soldiers, the main flow of people is usually at 5am. Today there is
a curfew. We witnessed smooth passage of pedestrians with working
permits. But today's new rule was that children were not permitted
through, and those who came were sent back. There were hardly any
"back to back lorries. At 6.30 the soldiers' shift changed and
the fresh commander asked us to get out of the checkpoint

Jabbara: Here no curfew, and children could pass. On the other
hand, even those with working permits were not let through into
Israel. We informed them that they could get through in nearby
Be'tach. Taxis and pedestrians were passing through smoothly. Even
carts and small lorries carrying produce - vegetables and fruit -
were let through without any extra checking. (Remember last week's
eggs which were not let through?). Three Palestinians had their IDs
confiscated, because of trying to bypass the checkpoint. With our
intervention, they were soon returned. Several ambulances went
through from Tulkarm, with little inconvenience. Our impression was
that the soldiers were getting tired, and were as human as
circumstances allowed. We talked to 5 young men who walked from one
village to another - including 3 brothers who complained that they
were not granted working permits because of their age, although
they had worked before the Intifada in Taibeh. Two of them were

We couldn't help Israeli Arabs in two cases. One was a couple who
came from Qalanswa (an Israeli Arab village not far from the fence)
and wished to visit their daughter who just gave birth at Far'un
(the neighbouring village, but on the other side of the fence). The

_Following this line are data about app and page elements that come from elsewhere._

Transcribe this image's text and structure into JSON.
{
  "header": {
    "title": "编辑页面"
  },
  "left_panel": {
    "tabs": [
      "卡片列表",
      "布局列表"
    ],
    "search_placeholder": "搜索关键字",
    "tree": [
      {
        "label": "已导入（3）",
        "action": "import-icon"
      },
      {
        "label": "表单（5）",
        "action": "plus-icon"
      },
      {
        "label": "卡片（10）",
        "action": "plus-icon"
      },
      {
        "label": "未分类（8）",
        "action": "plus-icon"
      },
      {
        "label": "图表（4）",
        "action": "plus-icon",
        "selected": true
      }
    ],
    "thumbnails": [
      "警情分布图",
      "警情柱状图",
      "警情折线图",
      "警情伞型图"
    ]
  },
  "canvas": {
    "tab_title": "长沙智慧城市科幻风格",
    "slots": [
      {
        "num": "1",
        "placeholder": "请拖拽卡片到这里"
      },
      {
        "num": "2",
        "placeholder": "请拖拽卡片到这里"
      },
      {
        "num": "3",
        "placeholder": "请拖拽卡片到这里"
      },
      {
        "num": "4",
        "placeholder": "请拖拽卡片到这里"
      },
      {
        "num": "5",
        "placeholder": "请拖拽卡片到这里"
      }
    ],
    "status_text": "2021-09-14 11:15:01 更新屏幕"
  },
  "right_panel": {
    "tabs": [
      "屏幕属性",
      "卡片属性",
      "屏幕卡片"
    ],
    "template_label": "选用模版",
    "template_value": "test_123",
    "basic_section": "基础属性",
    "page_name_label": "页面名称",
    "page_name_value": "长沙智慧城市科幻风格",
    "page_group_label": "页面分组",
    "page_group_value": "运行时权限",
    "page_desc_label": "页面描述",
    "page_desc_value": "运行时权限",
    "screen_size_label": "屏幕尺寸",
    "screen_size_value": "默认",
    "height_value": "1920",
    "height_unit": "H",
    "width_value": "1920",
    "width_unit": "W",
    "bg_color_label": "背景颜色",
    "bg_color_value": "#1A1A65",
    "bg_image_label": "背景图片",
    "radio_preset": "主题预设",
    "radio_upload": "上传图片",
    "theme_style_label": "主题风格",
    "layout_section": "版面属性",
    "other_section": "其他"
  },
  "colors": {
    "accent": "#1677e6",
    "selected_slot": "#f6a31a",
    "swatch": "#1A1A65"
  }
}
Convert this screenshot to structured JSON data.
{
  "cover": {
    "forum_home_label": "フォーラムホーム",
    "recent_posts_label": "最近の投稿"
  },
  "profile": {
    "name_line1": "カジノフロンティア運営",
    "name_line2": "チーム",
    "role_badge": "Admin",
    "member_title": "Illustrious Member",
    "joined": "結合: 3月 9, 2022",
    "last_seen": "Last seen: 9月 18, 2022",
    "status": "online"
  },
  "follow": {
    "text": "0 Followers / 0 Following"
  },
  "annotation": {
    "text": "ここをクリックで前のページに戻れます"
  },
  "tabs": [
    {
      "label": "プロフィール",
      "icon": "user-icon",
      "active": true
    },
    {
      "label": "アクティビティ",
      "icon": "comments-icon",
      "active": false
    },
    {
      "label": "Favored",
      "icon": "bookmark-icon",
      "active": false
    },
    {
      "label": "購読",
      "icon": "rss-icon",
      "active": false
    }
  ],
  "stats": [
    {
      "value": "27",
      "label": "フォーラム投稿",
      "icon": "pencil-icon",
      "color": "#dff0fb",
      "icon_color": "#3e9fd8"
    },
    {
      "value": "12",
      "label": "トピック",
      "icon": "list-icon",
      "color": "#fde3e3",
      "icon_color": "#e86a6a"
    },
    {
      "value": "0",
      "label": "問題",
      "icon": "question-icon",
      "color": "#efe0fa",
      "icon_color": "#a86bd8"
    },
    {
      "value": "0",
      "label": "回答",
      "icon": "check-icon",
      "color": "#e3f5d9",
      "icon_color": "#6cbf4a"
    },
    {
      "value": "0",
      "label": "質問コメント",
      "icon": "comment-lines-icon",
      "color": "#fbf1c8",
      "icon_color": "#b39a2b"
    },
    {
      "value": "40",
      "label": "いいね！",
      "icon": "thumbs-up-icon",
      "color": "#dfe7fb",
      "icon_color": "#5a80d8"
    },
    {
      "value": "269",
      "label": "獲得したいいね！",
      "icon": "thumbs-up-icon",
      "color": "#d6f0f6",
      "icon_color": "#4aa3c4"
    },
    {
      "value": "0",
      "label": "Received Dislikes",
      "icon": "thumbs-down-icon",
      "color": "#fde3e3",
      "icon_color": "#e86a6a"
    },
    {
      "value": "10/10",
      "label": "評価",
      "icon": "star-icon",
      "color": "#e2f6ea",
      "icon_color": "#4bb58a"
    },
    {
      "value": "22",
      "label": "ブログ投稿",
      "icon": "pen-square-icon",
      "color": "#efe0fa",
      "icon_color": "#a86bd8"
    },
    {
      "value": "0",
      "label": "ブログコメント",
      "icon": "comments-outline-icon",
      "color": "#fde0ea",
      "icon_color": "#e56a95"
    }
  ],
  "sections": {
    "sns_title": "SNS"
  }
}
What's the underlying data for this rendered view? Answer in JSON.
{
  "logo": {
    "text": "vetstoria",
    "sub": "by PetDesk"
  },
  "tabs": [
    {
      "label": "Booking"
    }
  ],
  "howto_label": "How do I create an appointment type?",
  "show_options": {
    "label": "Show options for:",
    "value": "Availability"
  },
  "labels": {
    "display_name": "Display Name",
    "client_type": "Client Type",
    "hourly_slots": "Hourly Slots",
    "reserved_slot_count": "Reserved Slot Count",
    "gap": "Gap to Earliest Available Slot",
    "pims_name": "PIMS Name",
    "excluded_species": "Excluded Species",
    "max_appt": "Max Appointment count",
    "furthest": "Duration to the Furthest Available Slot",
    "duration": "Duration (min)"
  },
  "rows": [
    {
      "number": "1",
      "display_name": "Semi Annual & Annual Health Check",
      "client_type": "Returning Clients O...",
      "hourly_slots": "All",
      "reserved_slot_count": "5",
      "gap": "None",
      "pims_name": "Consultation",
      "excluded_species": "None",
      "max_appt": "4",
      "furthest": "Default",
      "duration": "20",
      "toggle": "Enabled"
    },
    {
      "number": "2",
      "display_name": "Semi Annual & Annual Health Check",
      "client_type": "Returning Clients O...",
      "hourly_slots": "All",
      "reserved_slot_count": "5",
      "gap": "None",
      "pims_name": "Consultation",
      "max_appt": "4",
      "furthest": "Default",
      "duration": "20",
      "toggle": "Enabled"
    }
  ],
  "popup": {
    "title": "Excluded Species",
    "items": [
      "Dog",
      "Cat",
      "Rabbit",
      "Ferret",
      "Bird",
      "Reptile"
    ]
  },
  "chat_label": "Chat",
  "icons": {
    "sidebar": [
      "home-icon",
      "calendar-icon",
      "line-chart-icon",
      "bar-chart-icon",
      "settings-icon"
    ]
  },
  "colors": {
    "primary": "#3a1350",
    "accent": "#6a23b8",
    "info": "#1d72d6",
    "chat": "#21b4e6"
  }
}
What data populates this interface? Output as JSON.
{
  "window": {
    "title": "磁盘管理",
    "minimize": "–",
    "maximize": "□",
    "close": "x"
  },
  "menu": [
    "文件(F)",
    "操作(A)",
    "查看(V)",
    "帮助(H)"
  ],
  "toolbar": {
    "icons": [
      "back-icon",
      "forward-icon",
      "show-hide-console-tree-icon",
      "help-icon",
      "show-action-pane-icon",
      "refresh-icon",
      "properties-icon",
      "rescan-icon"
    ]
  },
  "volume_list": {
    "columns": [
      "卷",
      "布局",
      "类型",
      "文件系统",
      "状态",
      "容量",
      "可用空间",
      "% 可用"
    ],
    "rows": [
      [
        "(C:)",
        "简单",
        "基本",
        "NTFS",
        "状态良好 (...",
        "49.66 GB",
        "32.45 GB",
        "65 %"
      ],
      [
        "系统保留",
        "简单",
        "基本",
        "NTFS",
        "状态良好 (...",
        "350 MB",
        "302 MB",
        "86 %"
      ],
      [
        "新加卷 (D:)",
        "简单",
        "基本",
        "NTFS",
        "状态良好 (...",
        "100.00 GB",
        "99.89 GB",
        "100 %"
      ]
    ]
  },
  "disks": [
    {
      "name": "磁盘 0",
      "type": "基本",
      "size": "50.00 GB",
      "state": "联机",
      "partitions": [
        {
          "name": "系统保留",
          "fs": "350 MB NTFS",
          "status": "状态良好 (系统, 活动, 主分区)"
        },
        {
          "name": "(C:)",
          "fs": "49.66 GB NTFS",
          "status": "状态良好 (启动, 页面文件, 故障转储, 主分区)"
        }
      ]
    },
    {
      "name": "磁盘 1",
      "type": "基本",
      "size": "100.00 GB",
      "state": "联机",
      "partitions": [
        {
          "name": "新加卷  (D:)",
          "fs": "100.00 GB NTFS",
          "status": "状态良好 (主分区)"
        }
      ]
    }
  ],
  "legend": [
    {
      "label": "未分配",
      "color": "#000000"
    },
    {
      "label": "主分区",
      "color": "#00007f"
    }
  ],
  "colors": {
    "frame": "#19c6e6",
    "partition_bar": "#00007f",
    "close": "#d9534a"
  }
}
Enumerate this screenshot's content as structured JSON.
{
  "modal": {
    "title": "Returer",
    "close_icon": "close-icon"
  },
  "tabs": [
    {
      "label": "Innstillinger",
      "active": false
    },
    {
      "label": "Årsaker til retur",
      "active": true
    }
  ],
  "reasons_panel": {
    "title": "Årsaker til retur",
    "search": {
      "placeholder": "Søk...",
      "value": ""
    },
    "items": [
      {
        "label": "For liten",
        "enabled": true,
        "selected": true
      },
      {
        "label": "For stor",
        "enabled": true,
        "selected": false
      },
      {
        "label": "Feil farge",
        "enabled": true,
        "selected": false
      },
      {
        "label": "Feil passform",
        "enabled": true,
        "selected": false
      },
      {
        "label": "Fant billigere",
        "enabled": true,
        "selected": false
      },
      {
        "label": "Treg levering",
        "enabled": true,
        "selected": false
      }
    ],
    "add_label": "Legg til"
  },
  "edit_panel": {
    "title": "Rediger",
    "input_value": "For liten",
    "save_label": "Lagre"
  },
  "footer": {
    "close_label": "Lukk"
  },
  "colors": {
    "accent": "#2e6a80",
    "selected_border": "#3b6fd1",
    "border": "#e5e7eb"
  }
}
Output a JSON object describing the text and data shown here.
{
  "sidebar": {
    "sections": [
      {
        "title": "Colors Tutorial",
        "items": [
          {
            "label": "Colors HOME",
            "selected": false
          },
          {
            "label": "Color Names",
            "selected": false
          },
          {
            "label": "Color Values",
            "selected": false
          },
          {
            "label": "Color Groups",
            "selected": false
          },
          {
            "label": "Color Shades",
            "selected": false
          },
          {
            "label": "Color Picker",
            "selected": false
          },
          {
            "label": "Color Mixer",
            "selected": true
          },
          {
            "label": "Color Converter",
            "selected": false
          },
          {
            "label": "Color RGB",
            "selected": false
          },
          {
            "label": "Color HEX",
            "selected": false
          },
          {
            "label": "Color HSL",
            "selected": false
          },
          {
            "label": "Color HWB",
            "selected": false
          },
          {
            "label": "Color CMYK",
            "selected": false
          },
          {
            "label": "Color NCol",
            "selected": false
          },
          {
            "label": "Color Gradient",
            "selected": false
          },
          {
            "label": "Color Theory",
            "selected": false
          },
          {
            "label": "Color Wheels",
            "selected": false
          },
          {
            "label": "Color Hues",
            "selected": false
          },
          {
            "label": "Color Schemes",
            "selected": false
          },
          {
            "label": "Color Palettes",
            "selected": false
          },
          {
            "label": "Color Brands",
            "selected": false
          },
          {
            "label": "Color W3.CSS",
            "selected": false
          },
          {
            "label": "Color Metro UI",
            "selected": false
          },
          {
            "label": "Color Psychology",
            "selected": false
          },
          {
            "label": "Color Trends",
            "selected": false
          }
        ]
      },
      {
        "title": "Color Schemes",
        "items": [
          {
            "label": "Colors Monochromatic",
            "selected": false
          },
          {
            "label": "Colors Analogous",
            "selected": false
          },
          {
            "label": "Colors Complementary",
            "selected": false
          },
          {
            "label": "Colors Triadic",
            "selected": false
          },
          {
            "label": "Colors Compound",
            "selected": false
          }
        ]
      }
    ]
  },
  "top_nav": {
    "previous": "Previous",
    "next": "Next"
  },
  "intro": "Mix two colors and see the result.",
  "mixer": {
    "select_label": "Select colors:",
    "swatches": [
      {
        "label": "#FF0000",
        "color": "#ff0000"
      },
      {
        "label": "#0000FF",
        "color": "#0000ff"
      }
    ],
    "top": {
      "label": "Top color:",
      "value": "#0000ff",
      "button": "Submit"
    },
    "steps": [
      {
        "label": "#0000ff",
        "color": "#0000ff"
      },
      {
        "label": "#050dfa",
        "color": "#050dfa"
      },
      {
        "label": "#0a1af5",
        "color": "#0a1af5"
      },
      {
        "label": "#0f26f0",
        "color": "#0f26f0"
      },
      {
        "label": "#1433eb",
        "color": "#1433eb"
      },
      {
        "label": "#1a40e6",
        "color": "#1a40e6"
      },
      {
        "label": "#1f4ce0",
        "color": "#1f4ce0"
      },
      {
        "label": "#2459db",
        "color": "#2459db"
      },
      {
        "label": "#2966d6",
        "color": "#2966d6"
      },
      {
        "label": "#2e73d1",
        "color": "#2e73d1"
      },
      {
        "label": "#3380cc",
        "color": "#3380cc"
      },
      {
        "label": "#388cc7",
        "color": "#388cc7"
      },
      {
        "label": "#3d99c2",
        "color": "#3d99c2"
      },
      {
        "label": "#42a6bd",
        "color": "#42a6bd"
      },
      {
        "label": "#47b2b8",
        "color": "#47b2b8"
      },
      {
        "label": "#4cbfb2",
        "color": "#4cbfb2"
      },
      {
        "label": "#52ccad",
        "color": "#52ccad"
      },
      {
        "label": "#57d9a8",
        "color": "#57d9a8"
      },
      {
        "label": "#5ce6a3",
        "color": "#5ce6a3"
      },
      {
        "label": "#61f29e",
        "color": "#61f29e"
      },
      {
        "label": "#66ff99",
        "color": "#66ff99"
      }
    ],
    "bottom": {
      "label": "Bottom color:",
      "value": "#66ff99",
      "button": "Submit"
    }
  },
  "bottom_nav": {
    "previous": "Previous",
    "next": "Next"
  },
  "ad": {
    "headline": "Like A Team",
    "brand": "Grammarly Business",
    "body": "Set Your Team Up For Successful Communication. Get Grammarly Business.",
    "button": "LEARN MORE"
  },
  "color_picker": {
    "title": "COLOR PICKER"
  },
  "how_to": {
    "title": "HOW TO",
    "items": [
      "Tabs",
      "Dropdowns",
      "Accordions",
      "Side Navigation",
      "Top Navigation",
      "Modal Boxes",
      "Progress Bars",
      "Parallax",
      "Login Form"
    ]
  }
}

other was a lorry driver with tiny chicks from the Israeli side. At
8am the shift changed, and more tension was around. A lorry coming
from the East was going to be sent back, but when we told the new
commander that inside their own territory the Palestinians could go
from one direction to the other, she revised her command and let
them through. The driver had come from Jericho and was already on
the road since 4am! Despite the more busy traffic the actual
control points were not manned with more soldiers. An officer got
nervous about our picture taking. He said that if terrorists would
see the actual checkpoint, they could use it as a target. We
explained that we were interested in the Palestinians only and not
the checkpoint as such.